Website and app data records:
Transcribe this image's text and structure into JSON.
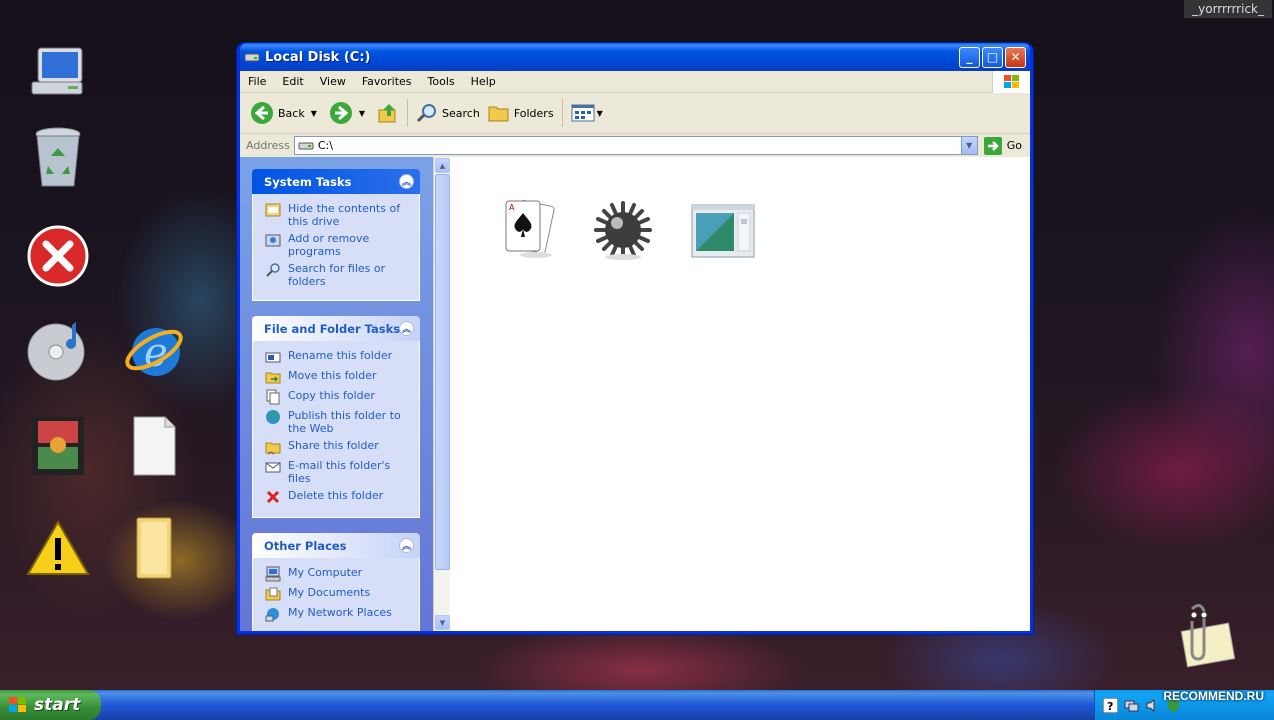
{
  "window": {
    "title": "Local Disk (C:)",
    "menu": [
      "File",
      "Edit",
      "View",
      "Favorites",
      "Tools",
      "Help"
    ],
    "toolbar": {
      "back": "Back",
      "search": "Search",
      "folders": "Folders"
    },
    "address": {
      "label": "Address",
      "value": "C:\\",
      "go": "Go"
    }
  },
  "panels": {
    "system_tasks": {
      "title": "System Tasks",
      "items": [
        "Hide the contents of this drive",
        "Add or remove programs",
        "Search for files or folders"
      ]
    },
    "file_folder_tasks": {
      "title": "File and Folder Tasks",
      "items": [
        "Rename this folder",
        "Move this folder",
        "Copy this folder",
        "Publish this folder to the Web",
        "Share this folder",
        "E-mail this folder's files",
        "Delete this folder"
      ]
    },
    "other_places": {
      "title": "Other Places",
      "items": [
        "My Computer",
        "My Documents",
        "My Network Places"
      ]
    }
  },
  "files": [
    {
      "icon": "solitaire-icon"
    },
    {
      "icon": "minesweeper-icon"
    },
    {
      "icon": "window-app-icon"
    }
  ],
  "taskbar": {
    "start": "start"
  },
  "watermarks": {
    "top": "_yorrrrrrick_",
    "bottom": "RECOMMEND.RU"
  },
  "colors": {
    "title_bar": "#0054e3",
    "task_link": "#215dc6",
    "task_pane": "#6375d6",
    "start_button": "#378d37"
  }
}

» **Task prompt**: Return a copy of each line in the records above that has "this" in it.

» **Exercise solution**:
Transcribe this image's text and structure into JSON.
        "Hide the contents of this drive",
        "Rename this folder",
        "Move this folder",
        "Copy this folder",
        "Publish this folder to the Web",
        "Share this folder",
        "E-mail this folder's files",
        "Delete this folder"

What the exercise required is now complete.